What kind of films play well at your festival?

“While the narrative features are typically the biggest sellers, our documentary and shorts programs create incredible opportunities for conversation and engagement,” says Andria. “This year we’re presenting a 100% Canadian content shorts program, which we’re extremely excited by.”

Andria’s top film picks for this year’s festival:

God’s Own Country, Signature Move, A Fantastic Woman and The Feels.

 

4. image+nation, Montréal

canadian film festivals grace jones
Grace Jones: Bloodlight and Bami

French Canada and the province of Quebec play host to image+nation in the cosmopolitan city of Montréal starting Nov. 23 and ending Dec. 3. This year marks the fest’s 30th anniversary.

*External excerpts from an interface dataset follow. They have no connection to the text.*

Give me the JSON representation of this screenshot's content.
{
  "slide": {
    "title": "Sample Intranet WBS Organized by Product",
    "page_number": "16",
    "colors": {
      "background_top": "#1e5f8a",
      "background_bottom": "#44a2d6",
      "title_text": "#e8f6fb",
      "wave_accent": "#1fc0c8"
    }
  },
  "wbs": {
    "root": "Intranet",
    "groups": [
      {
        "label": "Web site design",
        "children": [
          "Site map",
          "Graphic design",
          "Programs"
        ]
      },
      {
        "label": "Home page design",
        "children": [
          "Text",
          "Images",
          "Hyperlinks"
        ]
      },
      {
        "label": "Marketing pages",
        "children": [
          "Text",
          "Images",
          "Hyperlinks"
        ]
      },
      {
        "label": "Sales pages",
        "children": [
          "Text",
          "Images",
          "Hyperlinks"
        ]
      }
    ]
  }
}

What makes this festival unique?

“Celebrating our 30th anniversary, image+nation is the oldest queer [film] festival in Canada,” says Charlie Boudreau, image+nation’s executive director. “image+nation highlights the vibrant and diverse culture of Montréal, offering festival goers a Quebec ‘take’ on queer storytelling.”

What can you tell us about audience demographics for your festival?

“The festival audience represents all members of the LGBTQ demographics, varying in ages and genders. We do have a very loyal audience that in some ways has grown up with the festival over three decades, and with each edition new (younger) audience members are added,” Charlie says.

What kind of films play well at your festival?

“Our audience is a cinephile audience that favors complex and rich films with challenging and original stories,” says Charlie. “We place prime importance on including a large amount of international titles in each addition that will give voice to specific cultural voices and experiences from LGBTQ peoples from around the world.”

Charlie’s top film picks for this year’s festival:

Call Me by Your Name, Chavela, Signature Move, God’s Own Country, Grace Jones: Bloodlight and Bami and Behind the Curtain: Todrick Hall.

 

Featured image by Sisoje via iStock